--- Description of the task ---
Please restate each entry that appears below word for word, without its pictures.

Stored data
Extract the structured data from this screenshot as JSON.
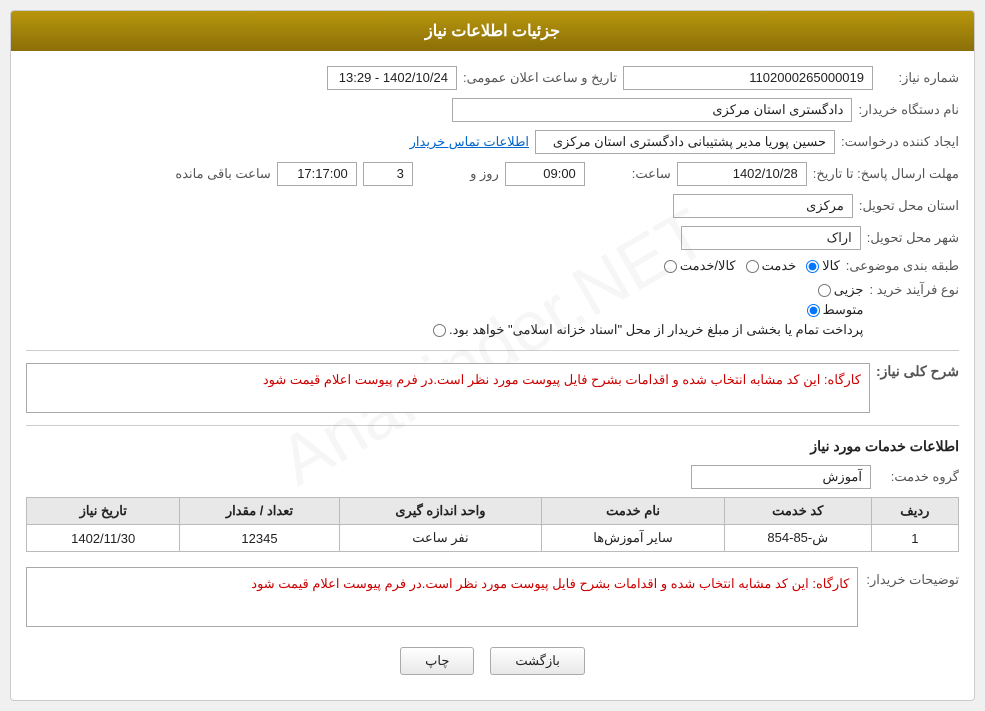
{
  "header": {
    "title": "جزئیات اطلاعات نیاز"
  },
  "form": {
    "shomareNiaz_label": "شماره نیاز:",
    "shomareNiaz_value": "1102000265000019",
    "tarikhoSaat_label": "تاریخ و ساعت اعلان عمومی:",
    "tarikhoSaat_value": "1402/10/24 - 13:29",
    "namDastgah_label": "نام دستگاه خریدار:",
    "namDastgah_value": "دادگستری استان مرکزی",
    "ijadKonande_label": "ایجاد کننده درخواست:",
    "ijadKonande_value": "حسین پوریا مدیر پشتیبانی دادگستری استان مرکزی",
    "amar_tamas_label": "اطلاعات تماس خریدار",
    "mohlat_label": "مهلت ارسال پاسخ: تا تاریخ:",
    "mohlat_date": "1402/10/28",
    "mohlat_saat_label": "ساعت:",
    "mohlat_saat": "09:00",
    "mohlat_rooz_label": "روز و",
    "mohlat_rooz": "3",
    "mohlat_saat2_label": "ساعت باقی مانده",
    "mohlat_saat2": "17:17:00",
    "ostan_tahvil_label": "استان محل تحویل:",
    "ostan_tahvil_value": "مرکزی",
    "shahr_tahvil_label": "شهر محل تحویل:",
    "shahr_tahvil_value": "اراک",
    "tabaghebandi_label": "طبقه بندی موضوعی:",
    "tabaghebandi_options": [
      {
        "id": "kala",
        "label": "کالا",
        "checked": true
      },
      {
        "id": "khadamat",
        "label": "خدمت",
        "checked": false
      },
      {
        "id": "kala_khadamat",
        "label": "کالا/خدمت",
        "checked": false
      }
    ],
    "noeFarayand_label": "نوع فرآیند خرید :",
    "noeFarayand_options": [
      {
        "id": "jozvi",
        "label": "جزیی",
        "checked": false
      },
      {
        "id": "motavaset",
        "label": "متوسط",
        "checked": true
      },
      {
        "id": "other",
        "label": "پرداخت تمام یا بخشی از مبلغ خریدار از محل \"اسناد خزانه اسلامی\" خواهد بود.",
        "checked": false
      }
    ],
    "sharh_label": "شرح کلی نیاز:",
    "sharh_value": "کارگاه: این کد مشابه انتخاب شده و اقدامات  بشرح فایل پیوست مورد نظر است.در فرم پیوست اعلام قیمت شود",
    "khadamat_section_title": "اطلاعات خدمات مورد نیاز",
    "grohe_khadamat_label": "گروه خدمت:",
    "grohe_khadamat_value": "آموزش",
    "table": {
      "headers": [
        "ردیف",
        "کد خدمت",
        "نام خدمت",
        "واحد اندازه گیری",
        "تعداد / مقدار",
        "تاریخ نیاز"
      ],
      "rows": [
        {
          "radif": "1",
          "kod": "ش-85-854",
          "name": "سایر آموزش‌ها",
          "vahed": "نفر ساعت",
          "tedad": "12345",
          "tarikh": "1402/11/30"
        }
      ]
    },
    "buyer_desc_label": "توضیحات خریدار:",
    "buyer_desc_value": "کارگاه: این کد مشابه انتخاب شده و اقدامات  بشرح فایل پیوست مورد نظر است.در فرم پیوست اعلام قیمت شود"
  },
  "buttons": {
    "print_label": "چاپ",
    "back_label": "بازگشت"
  }
}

--- Task answer ---
Extract the structured data from this screenshot as JSON.
{
  "header": {
    "title": "جزئیات اطلاعات نیاز"
  },
  "form": {
    "shomareNiaz_label": "شماره نیاز:",
    "shomareNiaz_value": "1102000265000019",
    "tarikhoSaat_label": "تاریخ و ساعت اعلان عمومی:",
    "tarikhoSaat_value": "1402/10/24 - 13:29",
    "namDastgah_label": "نام دستگاه خریدار:",
    "namDastgah_value": "دادگستری استان مرکزی",
    "ijadKonande_label": "ایجاد کننده درخواست:",
    "ijadKonande_value": "حسین پوریا مدیر پشتیبانی دادگستری استان مرکزی",
    "amar_tamas_label": "اطلاعات تماس خریدار",
    "mohlat_label": "مهلت ارسال پاسخ: تا تاریخ:",
    "mohlat_date": "1402/10/28",
    "mohlat_saat_label": "ساعت:",
    "mohlat_saat": "09:00",
    "mohlat_rooz_label": "روز و",
    "mohlat_rooz": "3",
    "mohlat_saat2_label": "ساعت باقی مانده",
    "mohlat_saat2": "17:17:00",
    "ostan_tahvil_label": "استان محل تحویل:",
    "ostan_tahvil_value": "مرکزی",
    "shahr_tahvil_label": "شهر محل تحویل:",
    "shahr_tahvil_value": "اراک",
    "tabaghebandi_label": "طبقه بندی موضوعی:",
    "tabaghebandi_options": [
      {
        "id": "kala",
        "label": "کالا",
        "checked": true
      },
      {
        "id": "khadamat",
        "label": "خدمت",
        "checked": false
      },
      {
        "id": "kala_khadamat",
        "label": "کالا/خدمت",
        "checked": false
      }
    ],
    "noeFarayand_label": "نوع فرآیند خرید :",
    "noeFarayand_options": [
      {
        "id": "jozvi",
        "label": "جزیی",
        "checked": false
      },
      {
        "id": "motavaset",
        "label": "متوسط",
        "checked": true
      },
      {
        "id": "other",
        "label": "پرداخت تمام یا بخشی از مبلغ خریدار از محل \"اسناد خزانه اسلامی\" خواهد بود.",
        "checked": false
      }
    ],
    "sharh_label": "شرح کلی نیاز:",
    "sharh_value": "کارگاه: این کد مشابه انتخاب شده و اقدامات  بشرح فایل پیوست مورد نظر است.در فرم پیوست اعلام قیمت شود",
    "khadamat_section_title": "اطلاعات خدمات مورد نیاز",
    "grohe_khadamat_label": "گروه خدمت:",
    "grohe_khadamat_value": "آموزش",
    "table": {
      "headers": [
        "ردیف",
        "کد خدمت",
        "نام خدمت",
        "واحد اندازه گیری",
        "تعداد / مقدار",
        "تاریخ نیاز"
      ],
      "rows": [
        {
          "radif": "1",
          "kod": "ش-85-854",
          "name": "سایر آموزش‌ها",
          "vahed": "نفر ساعت",
          "tedad": "12345",
          "tarikh": "1402/11/30"
        }
      ]
    },
    "buyer_desc_label": "توضیحات خریدار:",
    "buyer_desc_value": "کارگاه: این کد مشابه انتخاب شده و اقدامات  بشرح فایل پیوست مورد نظر است.در فرم پیوست اعلام قیمت شود"
  },
  "buttons": {
    "print_label": "چاپ",
    "back_label": "بازگشت"
  }
}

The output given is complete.